* Your assignment *
Copies of all lines containing the string "label" are needed from the data below.

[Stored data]
------------------------------------------------------------------------

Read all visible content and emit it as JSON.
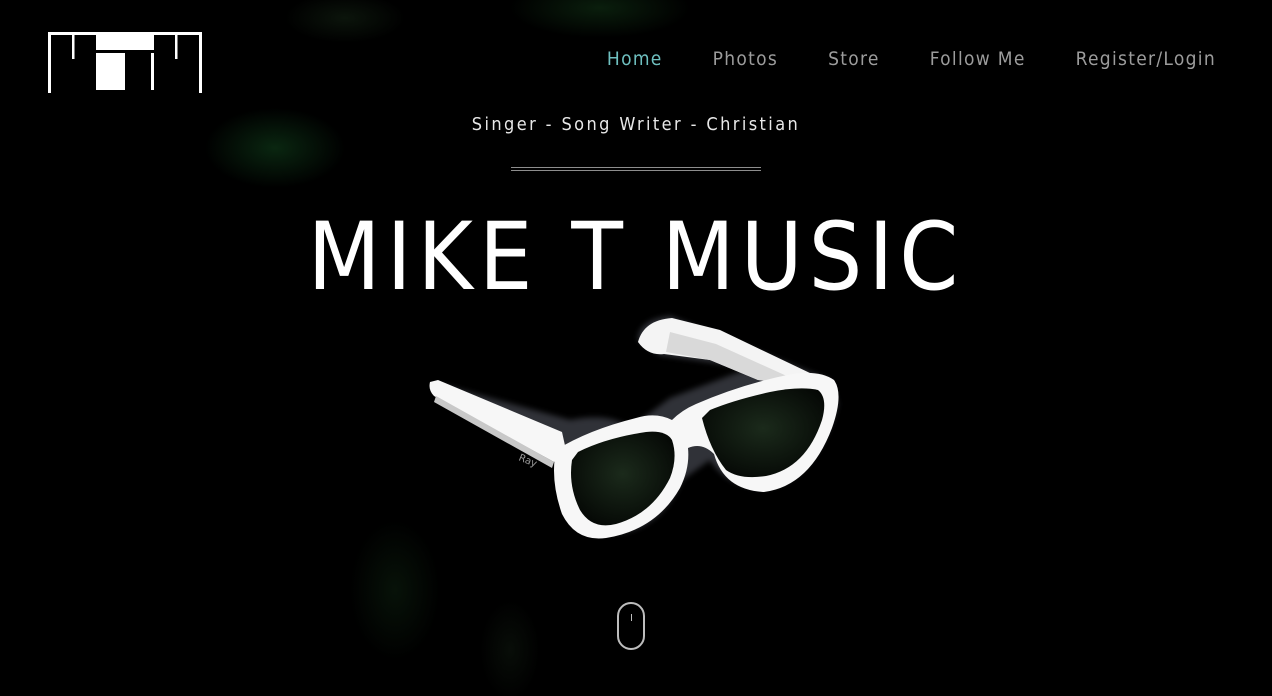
{
  "brand": {
    "logo_icon": "mtm-logo-icon",
    "logo_color": "#ffffff"
  },
  "nav": {
    "items": [
      {
        "label": "Home",
        "active": true
      },
      {
        "label": "Photos",
        "active": false
      },
      {
        "label": "Store",
        "active": false
      },
      {
        "label": "Follow Me",
        "active": false
      },
      {
        "label": "Register/Login",
        "active": false
      }
    ],
    "active_color": "#6fc0c0",
    "inactive_color": "#9c9c9c"
  },
  "hero": {
    "tagline": "Singer - Song Writer - Christian",
    "title": "MIKE T MUSIC",
    "image_icon": "white-sunglasses-icon",
    "scroll_icon": "scroll-mouse-icon"
  },
  "colors": {
    "background": "#000000",
    "text": "#ffffff"
  }
}
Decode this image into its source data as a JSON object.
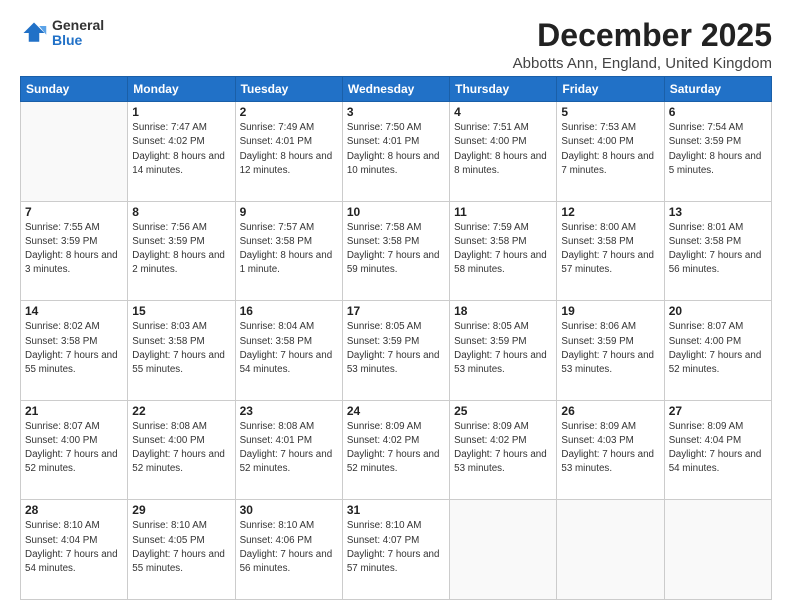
{
  "logo": {
    "general": "General",
    "blue": "Blue"
  },
  "title": {
    "month_year": "December 2025",
    "location": "Abbotts Ann, England, United Kingdom"
  },
  "weekdays": [
    "Sunday",
    "Monday",
    "Tuesday",
    "Wednesday",
    "Thursday",
    "Friday",
    "Saturday"
  ],
  "weeks": [
    [
      {
        "day": "",
        "sunrise": "",
        "sunset": "",
        "daylight": ""
      },
      {
        "day": "1",
        "sunrise": "Sunrise: 7:47 AM",
        "sunset": "Sunset: 4:02 PM",
        "daylight": "Daylight: 8 hours and 14 minutes."
      },
      {
        "day": "2",
        "sunrise": "Sunrise: 7:49 AM",
        "sunset": "Sunset: 4:01 PM",
        "daylight": "Daylight: 8 hours and 12 minutes."
      },
      {
        "day": "3",
        "sunrise": "Sunrise: 7:50 AM",
        "sunset": "Sunset: 4:01 PM",
        "daylight": "Daylight: 8 hours and 10 minutes."
      },
      {
        "day": "4",
        "sunrise": "Sunrise: 7:51 AM",
        "sunset": "Sunset: 4:00 PM",
        "daylight": "Daylight: 8 hours and 8 minutes."
      },
      {
        "day": "5",
        "sunrise": "Sunrise: 7:53 AM",
        "sunset": "Sunset: 4:00 PM",
        "daylight": "Daylight: 8 hours and 7 minutes."
      },
      {
        "day": "6",
        "sunrise": "Sunrise: 7:54 AM",
        "sunset": "Sunset: 3:59 PM",
        "daylight": "Daylight: 8 hours and 5 minutes."
      }
    ],
    [
      {
        "day": "7",
        "sunrise": "Sunrise: 7:55 AM",
        "sunset": "Sunset: 3:59 PM",
        "daylight": "Daylight: 8 hours and 3 minutes."
      },
      {
        "day": "8",
        "sunrise": "Sunrise: 7:56 AM",
        "sunset": "Sunset: 3:59 PM",
        "daylight": "Daylight: 8 hours and 2 minutes."
      },
      {
        "day": "9",
        "sunrise": "Sunrise: 7:57 AM",
        "sunset": "Sunset: 3:58 PM",
        "daylight": "Daylight: 8 hours and 1 minute."
      },
      {
        "day": "10",
        "sunrise": "Sunrise: 7:58 AM",
        "sunset": "Sunset: 3:58 PM",
        "daylight": "Daylight: 7 hours and 59 minutes."
      },
      {
        "day": "11",
        "sunrise": "Sunrise: 7:59 AM",
        "sunset": "Sunset: 3:58 PM",
        "daylight": "Daylight: 7 hours and 58 minutes."
      },
      {
        "day": "12",
        "sunrise": "Sunrise: 8:00 AM",
        "sunset": "Sunset: 3:58 PM",
        "daylight": "Daylight: 7 hours and 57 minutes."
      },
      {
        "day": "13",
        "sunrise": "Sunrise: 8:01 AM",
        "sunset": "Sunset: 3:58 PM",
        "daylight": "Daylight: 7 hours and 56 minutes."
      }
    ],
    [
      {
        "day": "14",
        "sunrise": "Sunrise: 8:02 AM",
        "sunset": "Sunset: 3:58 PM",
        "daylight": "Daylight: 7 hours and 55 minutes."
      },
      {
        "day": "15",
        "sunrise": "Sunrise: 8:03 AM",
        "sunset": "Sunset: 3:58 PM",
        "daylight": "Daylight: 7 hours and 55 minutes."
      },
      {
        "day": "16",
        "sunrise": "Sunrise: 8:04 AM",
        "sunset": "Sunset: 3:58 PM",
        "daylight": "Daylight: 7 hours and 54 minutes."
      },
      {
        "day": "17",
        "sunrise": "Sunrise: 8:05 AM",
        "sunset": "Sunset: 3:59 PM",
        "daylight": "Daylight: 7 hours and 53 minutes."
      },
      {
        "day": "18",
        "sunrise": "Sunrise: 8:05 AM",
        "sunset": "Sunset: 3:59 PM",
        "daylight": "Daylight: 7 hours and 53 minutes."
      },
      {
        "day": "19",
        "sunrise": "Sunrise: 8:06 AM",
        "sunset": "Sunset: 3:59 PM",
        "daylight": "Daylight: 7 hours and 53 minutes."
      },
      {
        "day": "20",
        "sunrise": "Sunrise: 8:07 AM",
        "sunset": "Sunset: 4:00 PM",
        "daylight": "Daylight: 7 hours and 52 minutes."
      }
    ],
    [
      {
        "day": "21",
        "sunrise": "Sunrise: 8:07 AM",
        "sunset": "Sunset: 4:00 PM",
        "daylight": "Daylight: 7 hours and 52 minutes."
      },
      {
        "day": "22",
        "sunrise": "Sunrise: 8:08 AM",
        "sunset": "Sunset: 4:00 PM",
        "daylight": "Daylight: 7 hours and 52 minutes."
      },
      {
        "day": "23",
        "sunrise": "Sunrise: 8:08 AM",
        "sunset": "Sunset: 4:01 PM",
        "daylight": "Daylight: 7 hours and 52 minutes."
      },
      {
        "day": "24",
        "sunrise": "Sunrise: 8:09 AM",
        "sunset": "Sunset: 4:02 PM",
        "daylight": "Daylight: 7 hours and 52 minutes."
      },
      {
        "day": "25",
        "sunrise": "Sunrise: 8:09 AM",
        "sunset": "Sunset: 4:02 PM",
        "daylight": "Daylight: 7 hours and 53 minutes."
      },
      {
        "day": "26",
        "sunrise": "Sunrise: 8:09 AM",
        "sunset": "Sunset: 4:03 PM",
        "daylight": "Daylight: 7 hours and 53 minutes."
      },
      {
        "day": "27",
        "sunrise": "Sunrise: 8:09 AM",
        "sunset": "Sunset: 4:04 PM",
        "daylight": "Daylight: 7 hours and 54 minutes."
      }
    ],
    [
      {
        "day": "28",
        "sunrise": "Sunrise: 8:10 AM",
        "sunset": "Sunset: 4:04 PM",
        "daylight": "Daylight: 7 hours and 54 minutes."
      },
      {
        "day": "29",
        "sunrise": "Sunrise: 8:10 AM",
        "sunset": "Sunset: 4:05 PM",
        "daylight": "Daylight: 7 hours and 55 minutes."
      },
      {
        "day": "30",
        "sunrise": "Sunrise: 8:10 AM",
        "sunset": "Sunset: 4:06 PM",
        "daylight": "Daylight: 7 hours and 56 minutes."
      },
      {
        "day": "31",
        "sunrise": "Sunrise: 8:10 AM",
        "sunset": "Sunset: 4:07 PM",
        "daylight": "Daylight: 7 hours and 57 minutes."
      },
      {
        "day": "",
        "sunrise": "",
        "sunset": "",
        "daylight": ""
      },
      {
        "day": "",
        "sunrise": "",
        "sunset": "",
        "daylight": ""
      },
      {
        "day": "",
        "sunrise": "",
        "sunset": "",
        "daylight": ""
      }
    ]
  ]
}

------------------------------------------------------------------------

* Solution to this problem *
        "label": "Home",
        "label": "Photos",
        "label": "Store",
        "label": "Follow Me",
        "label": "Register/Login",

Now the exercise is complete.